Personas are a design tool used to help designers of software focus their design for the real goals of real people. They are detailed fictional descriptions of people, their lives, and goals. They describe a person in detail but use scenarios about their lives to help illustrate their needs and goals. These personas are to help design for people with rheumatoid arthritis.
They are based on research into the lives of the real potential users of software – through reading, interviews and observation for example. The key focus is to find out about their unfulfilled needs and so their goals, both practical and personal. Goals are states people would like to be in (or avoid). In designing software the aim is that it helps them make that happen.
Personal goals are about experience and emotions. So someone might like to feel more confident and avoid being embarrassed in public (while using a gadget).
Practical goals are more about things that you need to be able to do. For example, always remembering to take your medicine, always getting to school on time, or meeting friends regularly would be practical goals.
Personal and practical goals can be solved in many ways.

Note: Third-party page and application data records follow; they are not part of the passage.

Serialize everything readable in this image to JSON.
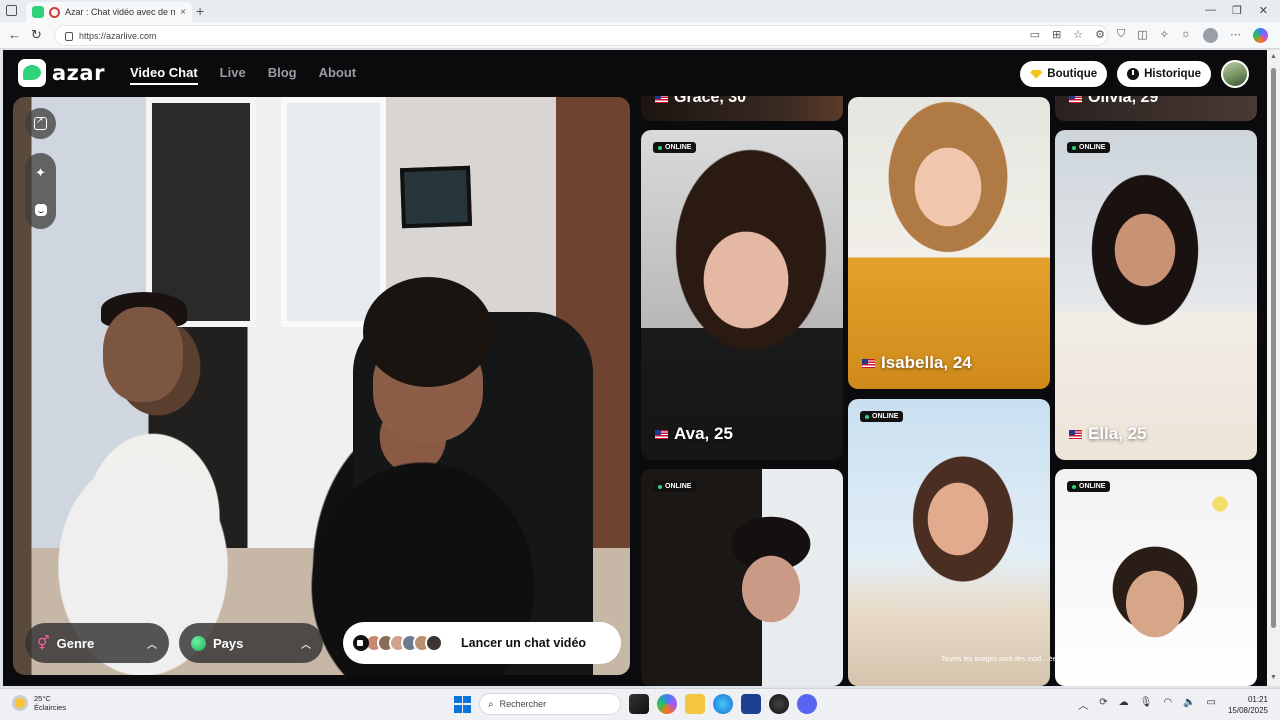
{
  "browser": {
    "tab_title": "Azar : Chat vidéo avec de no",
    "url": "https://azarlive.com",
    "new_tab": "+",
    "tab_close": "×"
  },
  "nav": {
    "logo_text": "azar",
    "links": [
      "Video Chat",
      "Live",
      "Blog",
      "About"
    ],
    "boutique": "Boutique",
    "historique": "Historique"
  },
  "controls": {
    "genre": "Genre",
    "pays": "Pays",
    "launch": "Lancer un chat vidéo"
  },
  "profiles": [
    {
      "name": "Grace, 30",
      "online": ""
    },
    {
      "name": "Olivia, 29",
      "online": ""
    },
    {
      "name": "Ava, 25",
      "online": "ONLINE"
    },
    {
      "name": "Isabella, 24",
      "online": ""
    },
    {
      "name": "Ella, 25",
      "online": "ONLINE"
    },
    {
      "name": "",
      "online": "ONLINE"
    },
    {
      "name": "",
      "online": "ONLINE"
    },
    {
      "name": "",
      "online": "ONLINE"
    }
  ],
  "disclaimer": "Toutes les images sont des mod... ées à des fins d'illustration uniquement.",
  "taskbar": {
    "temp": "25°C",
    "condition": "Éclaircies",
    "search": "Rechercher",
    "time": "01:21",
    "date": "15/08/2025"
  },
  "colors": {
    "accent": "#2fd27a",
    "page_bg": "#0b0b0d"
  }
}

The persona description should not describe solutions, other than in showing how existing solutions do not work well enough.
Each persona is intended to represent a whole group of people. In real goal-based design, lots of personas are created and then merged, grouped and narrowed down until a final primary personas is created that should again represent a group of people and their goals. It is then the persona designed for.
Write a persona for a specific design project. Here are a few ideas of topic areas.
- to help encourage young children to wash their hands
- to help an older person with some aspect of their life (eg remember to take medication, feel less lonely, …)
- to help someone with a long term disease like rheumatoid arthritis
- to help a disabled person who has difficulty getting out and about
- Some group of your choosing that you think an app might be able to help
Make sure you give your persona a name and a picture. Give them realistic lives. Avoid stereotypes. Describe some simple events in their life that illustrate their needs and goals. Be explicit about what their goals are, but avoid just describing solutions. Describe the problem and where they want to be, rather than a specific way to get there! Coming up with solutions comes later in the design process. At this point you want to keep all your options open!
Find out more about goal-directed design and personas from its creator in Alan Cooper’s wonderful book “The inmates are running the Asylum” (the inmates are computer scientists!)